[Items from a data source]

# # # #

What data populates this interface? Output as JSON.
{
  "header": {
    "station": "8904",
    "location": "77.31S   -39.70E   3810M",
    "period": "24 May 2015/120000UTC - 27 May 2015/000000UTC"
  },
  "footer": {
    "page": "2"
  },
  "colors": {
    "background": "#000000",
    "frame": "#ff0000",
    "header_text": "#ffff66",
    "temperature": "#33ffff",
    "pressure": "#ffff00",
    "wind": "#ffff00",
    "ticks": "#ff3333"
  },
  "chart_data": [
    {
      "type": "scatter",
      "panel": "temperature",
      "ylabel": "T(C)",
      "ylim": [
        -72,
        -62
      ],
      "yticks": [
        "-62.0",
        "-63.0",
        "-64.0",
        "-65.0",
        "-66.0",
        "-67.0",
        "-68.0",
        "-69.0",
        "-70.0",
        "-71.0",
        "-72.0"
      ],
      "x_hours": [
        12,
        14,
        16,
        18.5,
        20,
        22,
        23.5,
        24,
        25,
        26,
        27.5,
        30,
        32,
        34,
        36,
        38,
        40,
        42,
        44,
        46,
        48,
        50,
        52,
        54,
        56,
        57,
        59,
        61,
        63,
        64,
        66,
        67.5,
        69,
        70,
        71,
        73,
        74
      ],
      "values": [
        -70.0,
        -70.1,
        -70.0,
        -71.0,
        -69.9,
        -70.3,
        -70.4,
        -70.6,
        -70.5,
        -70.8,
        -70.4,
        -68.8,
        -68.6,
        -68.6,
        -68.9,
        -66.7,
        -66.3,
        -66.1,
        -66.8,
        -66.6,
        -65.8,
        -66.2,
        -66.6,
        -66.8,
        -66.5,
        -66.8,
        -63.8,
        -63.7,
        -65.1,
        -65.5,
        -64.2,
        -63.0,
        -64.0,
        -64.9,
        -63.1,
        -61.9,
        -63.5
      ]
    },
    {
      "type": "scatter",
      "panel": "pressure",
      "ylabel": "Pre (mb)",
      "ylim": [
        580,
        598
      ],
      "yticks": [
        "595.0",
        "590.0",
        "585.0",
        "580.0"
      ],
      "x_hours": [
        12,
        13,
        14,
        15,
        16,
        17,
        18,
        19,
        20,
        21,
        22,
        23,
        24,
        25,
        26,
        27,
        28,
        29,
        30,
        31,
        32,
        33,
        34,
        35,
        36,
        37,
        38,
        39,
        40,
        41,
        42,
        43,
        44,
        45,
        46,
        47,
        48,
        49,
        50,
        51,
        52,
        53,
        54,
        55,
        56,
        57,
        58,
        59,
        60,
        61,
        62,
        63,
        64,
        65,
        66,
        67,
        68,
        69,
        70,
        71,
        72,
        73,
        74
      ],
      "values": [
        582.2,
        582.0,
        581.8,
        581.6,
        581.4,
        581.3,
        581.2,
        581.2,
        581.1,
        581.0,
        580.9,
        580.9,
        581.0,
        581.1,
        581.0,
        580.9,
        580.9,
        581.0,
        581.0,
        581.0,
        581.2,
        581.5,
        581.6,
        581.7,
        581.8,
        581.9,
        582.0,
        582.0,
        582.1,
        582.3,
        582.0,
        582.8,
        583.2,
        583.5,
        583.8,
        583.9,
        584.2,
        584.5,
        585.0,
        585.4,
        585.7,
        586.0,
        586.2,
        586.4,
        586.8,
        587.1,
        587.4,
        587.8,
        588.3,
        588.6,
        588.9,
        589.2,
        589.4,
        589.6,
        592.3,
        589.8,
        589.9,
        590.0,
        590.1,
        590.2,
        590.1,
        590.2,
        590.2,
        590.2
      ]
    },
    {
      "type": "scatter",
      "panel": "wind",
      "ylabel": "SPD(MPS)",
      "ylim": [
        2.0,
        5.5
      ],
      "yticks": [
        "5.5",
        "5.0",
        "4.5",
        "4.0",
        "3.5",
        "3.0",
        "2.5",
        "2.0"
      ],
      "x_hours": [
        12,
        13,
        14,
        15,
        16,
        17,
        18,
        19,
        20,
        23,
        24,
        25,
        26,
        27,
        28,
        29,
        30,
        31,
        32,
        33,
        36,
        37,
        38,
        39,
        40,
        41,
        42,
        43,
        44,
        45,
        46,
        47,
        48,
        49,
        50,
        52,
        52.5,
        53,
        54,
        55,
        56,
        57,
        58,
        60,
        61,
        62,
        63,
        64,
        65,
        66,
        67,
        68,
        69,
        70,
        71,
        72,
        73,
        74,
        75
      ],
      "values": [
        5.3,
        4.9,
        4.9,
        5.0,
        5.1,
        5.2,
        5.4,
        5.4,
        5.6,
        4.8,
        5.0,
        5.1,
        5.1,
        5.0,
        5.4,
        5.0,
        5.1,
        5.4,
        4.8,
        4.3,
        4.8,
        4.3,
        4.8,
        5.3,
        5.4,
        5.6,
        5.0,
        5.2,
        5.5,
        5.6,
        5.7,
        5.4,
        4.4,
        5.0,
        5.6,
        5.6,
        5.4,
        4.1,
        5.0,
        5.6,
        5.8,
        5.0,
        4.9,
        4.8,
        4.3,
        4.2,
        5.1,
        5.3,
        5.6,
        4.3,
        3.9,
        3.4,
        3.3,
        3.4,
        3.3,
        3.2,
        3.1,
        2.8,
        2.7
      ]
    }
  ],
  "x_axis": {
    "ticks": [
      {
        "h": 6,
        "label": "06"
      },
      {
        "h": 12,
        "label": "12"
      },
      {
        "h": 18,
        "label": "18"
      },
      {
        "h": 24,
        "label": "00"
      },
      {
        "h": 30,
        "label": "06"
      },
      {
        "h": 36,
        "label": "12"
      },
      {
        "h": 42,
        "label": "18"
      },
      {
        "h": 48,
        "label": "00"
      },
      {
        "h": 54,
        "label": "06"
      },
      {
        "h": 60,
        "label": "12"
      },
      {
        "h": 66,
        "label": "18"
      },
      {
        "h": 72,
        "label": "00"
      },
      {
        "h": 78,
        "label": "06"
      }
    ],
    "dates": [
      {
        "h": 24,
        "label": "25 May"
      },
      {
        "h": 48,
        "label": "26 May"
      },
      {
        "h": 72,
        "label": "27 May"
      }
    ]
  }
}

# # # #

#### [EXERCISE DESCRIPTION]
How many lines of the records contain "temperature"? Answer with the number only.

#### [ANSWER TO THE PROBLEM]
2